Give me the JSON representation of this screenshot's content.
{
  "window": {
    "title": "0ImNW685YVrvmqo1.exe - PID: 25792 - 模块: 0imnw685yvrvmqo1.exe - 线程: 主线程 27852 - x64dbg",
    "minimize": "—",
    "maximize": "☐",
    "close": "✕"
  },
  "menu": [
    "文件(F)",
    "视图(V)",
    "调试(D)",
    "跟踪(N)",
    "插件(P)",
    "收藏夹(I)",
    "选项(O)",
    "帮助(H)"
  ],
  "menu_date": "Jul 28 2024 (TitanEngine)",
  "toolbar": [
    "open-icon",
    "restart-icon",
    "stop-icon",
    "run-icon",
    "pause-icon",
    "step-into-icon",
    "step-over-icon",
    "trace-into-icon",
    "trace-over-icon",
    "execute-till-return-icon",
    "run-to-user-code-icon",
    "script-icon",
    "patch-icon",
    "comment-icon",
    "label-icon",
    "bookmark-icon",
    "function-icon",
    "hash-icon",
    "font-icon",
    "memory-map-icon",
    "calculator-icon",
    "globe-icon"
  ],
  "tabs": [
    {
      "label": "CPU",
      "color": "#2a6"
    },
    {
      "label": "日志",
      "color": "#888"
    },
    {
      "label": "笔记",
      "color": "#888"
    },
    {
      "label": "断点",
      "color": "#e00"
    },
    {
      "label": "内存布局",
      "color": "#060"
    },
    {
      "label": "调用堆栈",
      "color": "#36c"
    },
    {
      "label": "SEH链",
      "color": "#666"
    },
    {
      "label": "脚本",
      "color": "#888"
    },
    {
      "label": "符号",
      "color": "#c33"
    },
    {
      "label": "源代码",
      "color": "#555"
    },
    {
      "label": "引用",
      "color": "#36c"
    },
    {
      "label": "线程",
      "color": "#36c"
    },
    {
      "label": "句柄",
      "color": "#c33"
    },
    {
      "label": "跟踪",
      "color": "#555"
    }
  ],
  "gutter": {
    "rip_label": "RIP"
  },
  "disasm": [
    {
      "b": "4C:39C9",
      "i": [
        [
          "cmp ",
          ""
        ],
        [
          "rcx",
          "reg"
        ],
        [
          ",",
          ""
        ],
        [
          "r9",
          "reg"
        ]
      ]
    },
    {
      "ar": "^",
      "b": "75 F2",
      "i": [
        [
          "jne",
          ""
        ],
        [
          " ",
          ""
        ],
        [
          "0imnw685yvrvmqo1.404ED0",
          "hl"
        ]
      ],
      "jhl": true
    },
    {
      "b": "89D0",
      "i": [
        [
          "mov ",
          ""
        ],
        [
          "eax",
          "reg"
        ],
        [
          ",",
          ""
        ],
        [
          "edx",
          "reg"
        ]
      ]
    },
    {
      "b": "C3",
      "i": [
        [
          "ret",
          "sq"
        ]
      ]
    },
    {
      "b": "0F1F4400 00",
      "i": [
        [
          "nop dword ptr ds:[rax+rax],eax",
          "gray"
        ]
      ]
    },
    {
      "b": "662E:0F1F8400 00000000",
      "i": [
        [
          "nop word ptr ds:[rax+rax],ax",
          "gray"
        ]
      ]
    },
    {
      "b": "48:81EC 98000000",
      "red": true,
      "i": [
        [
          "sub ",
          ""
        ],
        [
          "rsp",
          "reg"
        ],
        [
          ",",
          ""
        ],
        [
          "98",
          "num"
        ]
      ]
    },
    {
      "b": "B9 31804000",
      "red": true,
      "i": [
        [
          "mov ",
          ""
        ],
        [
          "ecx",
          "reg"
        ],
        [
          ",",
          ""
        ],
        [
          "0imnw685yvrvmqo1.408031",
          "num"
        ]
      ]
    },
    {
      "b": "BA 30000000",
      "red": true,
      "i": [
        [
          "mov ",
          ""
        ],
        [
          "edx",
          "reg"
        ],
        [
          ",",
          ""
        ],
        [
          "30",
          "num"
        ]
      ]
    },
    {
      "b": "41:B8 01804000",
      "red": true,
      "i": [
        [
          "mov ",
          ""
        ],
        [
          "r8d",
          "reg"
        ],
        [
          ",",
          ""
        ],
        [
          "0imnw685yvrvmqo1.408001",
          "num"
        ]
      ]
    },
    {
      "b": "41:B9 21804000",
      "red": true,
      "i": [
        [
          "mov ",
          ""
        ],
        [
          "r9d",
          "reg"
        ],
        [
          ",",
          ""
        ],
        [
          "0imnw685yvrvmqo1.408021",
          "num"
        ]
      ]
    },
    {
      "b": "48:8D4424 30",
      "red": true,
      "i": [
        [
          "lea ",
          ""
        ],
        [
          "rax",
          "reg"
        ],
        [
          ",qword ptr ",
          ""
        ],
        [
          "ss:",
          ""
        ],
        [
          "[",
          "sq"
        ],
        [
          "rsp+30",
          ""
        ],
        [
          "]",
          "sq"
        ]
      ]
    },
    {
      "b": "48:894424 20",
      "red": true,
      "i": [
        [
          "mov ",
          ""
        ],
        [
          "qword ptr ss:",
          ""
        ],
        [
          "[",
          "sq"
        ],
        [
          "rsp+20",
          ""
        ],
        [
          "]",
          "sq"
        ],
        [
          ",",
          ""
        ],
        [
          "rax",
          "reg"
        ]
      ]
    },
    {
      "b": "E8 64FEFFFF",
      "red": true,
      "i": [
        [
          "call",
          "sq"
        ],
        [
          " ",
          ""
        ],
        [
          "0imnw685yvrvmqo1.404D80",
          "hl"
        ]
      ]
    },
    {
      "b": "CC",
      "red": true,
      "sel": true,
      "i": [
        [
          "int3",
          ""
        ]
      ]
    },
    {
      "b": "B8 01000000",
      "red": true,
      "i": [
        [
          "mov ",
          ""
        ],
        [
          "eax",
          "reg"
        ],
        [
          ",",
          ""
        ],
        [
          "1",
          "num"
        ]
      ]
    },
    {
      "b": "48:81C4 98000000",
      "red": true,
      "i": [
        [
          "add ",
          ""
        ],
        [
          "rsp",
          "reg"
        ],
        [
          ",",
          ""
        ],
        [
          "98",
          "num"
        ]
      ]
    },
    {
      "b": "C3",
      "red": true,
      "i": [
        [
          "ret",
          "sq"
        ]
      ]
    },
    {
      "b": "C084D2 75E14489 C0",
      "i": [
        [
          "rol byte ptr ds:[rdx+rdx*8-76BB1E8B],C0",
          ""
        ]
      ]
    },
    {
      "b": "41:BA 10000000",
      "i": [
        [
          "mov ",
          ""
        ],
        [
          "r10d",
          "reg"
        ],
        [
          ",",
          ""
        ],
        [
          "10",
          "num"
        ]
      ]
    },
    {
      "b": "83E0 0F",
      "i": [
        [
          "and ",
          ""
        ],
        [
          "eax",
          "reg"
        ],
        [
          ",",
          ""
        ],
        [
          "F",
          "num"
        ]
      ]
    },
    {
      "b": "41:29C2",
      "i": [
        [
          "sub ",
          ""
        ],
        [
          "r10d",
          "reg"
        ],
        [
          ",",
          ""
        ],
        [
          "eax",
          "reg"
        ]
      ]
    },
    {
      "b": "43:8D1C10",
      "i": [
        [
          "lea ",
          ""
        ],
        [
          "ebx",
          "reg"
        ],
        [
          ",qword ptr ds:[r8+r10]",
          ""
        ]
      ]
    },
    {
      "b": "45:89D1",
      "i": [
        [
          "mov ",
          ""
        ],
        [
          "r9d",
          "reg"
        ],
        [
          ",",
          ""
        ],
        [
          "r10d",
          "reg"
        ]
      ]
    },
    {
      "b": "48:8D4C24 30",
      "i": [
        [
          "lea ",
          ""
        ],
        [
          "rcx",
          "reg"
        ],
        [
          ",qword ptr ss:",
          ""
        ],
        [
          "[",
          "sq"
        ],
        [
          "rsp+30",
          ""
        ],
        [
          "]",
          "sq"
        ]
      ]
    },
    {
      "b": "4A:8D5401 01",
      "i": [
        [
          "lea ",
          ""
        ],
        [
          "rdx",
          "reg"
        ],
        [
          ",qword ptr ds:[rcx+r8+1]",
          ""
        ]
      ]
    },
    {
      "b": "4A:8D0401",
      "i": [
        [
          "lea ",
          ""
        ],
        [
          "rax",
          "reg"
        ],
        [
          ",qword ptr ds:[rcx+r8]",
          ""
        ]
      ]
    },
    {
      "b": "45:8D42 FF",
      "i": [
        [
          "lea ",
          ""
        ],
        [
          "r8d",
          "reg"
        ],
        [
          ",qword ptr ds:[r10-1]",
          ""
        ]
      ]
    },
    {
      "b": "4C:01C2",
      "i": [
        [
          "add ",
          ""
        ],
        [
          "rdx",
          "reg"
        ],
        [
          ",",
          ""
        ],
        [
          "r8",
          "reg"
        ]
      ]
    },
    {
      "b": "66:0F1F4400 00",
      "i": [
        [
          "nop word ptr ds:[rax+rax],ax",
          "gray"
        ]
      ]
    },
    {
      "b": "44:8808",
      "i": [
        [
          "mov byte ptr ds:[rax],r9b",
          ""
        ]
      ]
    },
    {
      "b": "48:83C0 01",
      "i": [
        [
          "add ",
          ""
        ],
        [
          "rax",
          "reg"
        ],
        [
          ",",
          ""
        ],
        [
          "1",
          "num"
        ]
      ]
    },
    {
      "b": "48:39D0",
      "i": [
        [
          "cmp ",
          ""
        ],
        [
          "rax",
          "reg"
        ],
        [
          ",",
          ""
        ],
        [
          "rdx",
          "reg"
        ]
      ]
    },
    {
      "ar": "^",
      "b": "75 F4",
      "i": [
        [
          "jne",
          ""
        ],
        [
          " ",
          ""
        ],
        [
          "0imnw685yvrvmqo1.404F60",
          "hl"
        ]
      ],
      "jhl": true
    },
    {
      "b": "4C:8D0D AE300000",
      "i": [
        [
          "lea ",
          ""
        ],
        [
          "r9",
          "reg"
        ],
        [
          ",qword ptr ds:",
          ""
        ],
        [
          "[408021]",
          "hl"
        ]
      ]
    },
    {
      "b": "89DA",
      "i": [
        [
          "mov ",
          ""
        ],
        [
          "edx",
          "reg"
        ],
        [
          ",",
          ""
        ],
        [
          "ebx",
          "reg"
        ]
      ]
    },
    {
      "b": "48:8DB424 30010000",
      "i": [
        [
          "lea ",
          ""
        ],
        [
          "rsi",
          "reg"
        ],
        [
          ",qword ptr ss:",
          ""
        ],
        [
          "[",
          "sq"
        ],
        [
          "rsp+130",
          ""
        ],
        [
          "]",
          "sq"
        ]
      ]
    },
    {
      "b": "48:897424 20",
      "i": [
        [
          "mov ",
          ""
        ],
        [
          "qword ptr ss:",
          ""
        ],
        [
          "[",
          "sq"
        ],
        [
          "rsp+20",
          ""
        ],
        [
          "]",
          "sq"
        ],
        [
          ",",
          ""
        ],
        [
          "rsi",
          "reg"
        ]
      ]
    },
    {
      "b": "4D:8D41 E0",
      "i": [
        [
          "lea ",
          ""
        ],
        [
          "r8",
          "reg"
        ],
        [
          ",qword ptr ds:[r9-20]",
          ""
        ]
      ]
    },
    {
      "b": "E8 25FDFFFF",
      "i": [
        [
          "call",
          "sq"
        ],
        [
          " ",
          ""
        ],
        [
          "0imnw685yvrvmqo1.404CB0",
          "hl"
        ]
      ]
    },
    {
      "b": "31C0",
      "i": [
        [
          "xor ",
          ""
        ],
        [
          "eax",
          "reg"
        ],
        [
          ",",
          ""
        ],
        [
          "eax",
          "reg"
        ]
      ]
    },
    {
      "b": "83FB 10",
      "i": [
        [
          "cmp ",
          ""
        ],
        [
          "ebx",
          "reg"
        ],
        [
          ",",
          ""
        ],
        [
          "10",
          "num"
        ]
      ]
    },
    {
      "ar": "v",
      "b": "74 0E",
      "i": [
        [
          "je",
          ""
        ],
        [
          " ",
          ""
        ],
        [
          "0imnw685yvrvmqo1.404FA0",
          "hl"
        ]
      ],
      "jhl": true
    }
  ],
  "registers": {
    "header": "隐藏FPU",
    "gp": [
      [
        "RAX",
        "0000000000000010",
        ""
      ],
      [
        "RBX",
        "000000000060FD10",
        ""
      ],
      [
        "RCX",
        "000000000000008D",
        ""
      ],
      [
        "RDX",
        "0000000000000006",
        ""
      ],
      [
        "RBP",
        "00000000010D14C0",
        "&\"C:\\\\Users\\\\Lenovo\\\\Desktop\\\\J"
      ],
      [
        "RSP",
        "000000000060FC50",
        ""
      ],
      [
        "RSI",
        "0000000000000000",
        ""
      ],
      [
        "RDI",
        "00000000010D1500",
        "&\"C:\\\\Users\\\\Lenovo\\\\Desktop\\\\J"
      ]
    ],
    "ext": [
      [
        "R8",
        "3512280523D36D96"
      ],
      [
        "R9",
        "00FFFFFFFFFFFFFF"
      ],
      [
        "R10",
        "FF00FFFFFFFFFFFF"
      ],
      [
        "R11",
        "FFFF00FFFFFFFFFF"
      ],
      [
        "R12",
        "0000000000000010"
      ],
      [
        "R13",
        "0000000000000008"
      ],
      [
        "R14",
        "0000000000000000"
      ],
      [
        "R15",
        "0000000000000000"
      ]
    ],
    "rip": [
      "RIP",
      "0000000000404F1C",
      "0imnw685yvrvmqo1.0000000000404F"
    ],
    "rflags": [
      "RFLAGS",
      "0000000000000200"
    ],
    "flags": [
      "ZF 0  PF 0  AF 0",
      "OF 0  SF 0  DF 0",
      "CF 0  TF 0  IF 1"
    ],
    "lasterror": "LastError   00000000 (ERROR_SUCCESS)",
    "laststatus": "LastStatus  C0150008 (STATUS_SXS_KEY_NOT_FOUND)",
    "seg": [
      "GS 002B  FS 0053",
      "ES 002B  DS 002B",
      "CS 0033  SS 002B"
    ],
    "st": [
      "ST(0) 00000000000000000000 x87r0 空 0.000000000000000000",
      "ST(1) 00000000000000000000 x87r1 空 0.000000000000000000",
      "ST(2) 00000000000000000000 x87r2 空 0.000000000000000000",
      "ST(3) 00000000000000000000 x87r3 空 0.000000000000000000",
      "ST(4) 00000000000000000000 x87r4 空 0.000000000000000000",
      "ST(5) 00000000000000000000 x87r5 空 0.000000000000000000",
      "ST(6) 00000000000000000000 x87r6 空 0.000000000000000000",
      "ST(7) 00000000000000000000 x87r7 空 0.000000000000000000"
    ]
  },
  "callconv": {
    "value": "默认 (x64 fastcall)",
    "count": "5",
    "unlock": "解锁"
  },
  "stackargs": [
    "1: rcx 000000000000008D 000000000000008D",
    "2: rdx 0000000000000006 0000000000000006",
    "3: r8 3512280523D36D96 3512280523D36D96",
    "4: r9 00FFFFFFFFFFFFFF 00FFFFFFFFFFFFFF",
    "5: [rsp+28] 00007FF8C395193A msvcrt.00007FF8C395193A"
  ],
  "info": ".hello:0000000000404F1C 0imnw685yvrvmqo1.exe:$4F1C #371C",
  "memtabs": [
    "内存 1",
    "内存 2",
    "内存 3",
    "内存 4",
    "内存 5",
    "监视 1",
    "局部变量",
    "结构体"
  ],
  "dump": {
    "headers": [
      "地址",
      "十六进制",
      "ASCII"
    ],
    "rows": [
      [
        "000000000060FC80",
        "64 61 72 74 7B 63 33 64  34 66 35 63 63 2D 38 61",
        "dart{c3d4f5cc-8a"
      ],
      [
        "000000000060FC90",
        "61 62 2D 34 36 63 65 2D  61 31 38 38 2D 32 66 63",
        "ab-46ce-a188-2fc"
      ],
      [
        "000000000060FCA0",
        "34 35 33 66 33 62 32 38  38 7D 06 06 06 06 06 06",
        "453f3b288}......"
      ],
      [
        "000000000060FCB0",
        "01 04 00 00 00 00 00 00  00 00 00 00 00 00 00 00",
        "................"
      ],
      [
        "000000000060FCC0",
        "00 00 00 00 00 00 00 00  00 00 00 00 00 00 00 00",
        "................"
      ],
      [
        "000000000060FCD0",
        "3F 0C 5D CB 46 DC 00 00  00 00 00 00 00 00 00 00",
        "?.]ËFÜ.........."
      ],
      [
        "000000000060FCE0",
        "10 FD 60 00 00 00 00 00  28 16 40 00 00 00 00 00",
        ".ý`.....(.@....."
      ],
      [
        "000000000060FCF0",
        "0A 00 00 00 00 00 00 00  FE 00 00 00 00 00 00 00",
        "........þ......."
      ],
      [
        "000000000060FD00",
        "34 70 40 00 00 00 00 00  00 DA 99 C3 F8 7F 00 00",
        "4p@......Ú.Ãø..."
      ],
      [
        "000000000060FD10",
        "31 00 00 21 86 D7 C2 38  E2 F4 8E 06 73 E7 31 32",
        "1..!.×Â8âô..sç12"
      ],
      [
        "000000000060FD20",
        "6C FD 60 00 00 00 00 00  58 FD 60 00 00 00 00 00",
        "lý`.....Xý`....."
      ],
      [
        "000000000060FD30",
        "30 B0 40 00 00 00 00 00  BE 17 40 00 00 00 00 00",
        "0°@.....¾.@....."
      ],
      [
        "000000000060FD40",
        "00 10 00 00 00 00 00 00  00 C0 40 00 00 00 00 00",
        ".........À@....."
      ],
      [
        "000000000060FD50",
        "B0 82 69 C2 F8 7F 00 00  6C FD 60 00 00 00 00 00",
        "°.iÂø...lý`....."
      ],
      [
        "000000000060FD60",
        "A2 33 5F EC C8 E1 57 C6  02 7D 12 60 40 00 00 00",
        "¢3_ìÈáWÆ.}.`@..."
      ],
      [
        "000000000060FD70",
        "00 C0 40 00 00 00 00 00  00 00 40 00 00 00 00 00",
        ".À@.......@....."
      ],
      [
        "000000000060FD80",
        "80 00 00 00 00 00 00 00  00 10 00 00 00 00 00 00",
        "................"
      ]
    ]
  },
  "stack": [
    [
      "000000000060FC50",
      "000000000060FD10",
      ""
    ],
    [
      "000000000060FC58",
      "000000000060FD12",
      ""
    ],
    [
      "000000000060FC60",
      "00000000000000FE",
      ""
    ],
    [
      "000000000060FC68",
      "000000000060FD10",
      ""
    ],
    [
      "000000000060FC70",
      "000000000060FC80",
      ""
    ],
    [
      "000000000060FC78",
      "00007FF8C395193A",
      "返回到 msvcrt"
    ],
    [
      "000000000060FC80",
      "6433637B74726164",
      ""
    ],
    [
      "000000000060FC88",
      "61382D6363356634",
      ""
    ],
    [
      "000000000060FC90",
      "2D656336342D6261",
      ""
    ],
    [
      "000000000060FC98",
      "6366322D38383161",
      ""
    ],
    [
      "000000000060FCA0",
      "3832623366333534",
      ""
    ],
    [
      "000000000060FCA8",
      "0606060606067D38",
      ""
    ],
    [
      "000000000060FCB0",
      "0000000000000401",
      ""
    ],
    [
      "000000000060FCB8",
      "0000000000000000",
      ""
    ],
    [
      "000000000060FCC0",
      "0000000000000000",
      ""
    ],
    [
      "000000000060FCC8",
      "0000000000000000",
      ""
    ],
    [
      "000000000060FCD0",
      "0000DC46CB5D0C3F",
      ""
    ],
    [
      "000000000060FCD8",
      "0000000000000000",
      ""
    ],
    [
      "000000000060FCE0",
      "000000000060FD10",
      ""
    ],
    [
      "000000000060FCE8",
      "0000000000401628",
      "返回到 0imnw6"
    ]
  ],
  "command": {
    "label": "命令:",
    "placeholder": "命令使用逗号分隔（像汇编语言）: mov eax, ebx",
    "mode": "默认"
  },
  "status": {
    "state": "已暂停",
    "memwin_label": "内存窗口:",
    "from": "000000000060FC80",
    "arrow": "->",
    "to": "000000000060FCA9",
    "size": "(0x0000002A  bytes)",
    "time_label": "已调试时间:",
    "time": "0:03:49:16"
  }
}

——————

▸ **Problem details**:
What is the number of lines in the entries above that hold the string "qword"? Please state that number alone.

▸ **Response to the task**:
11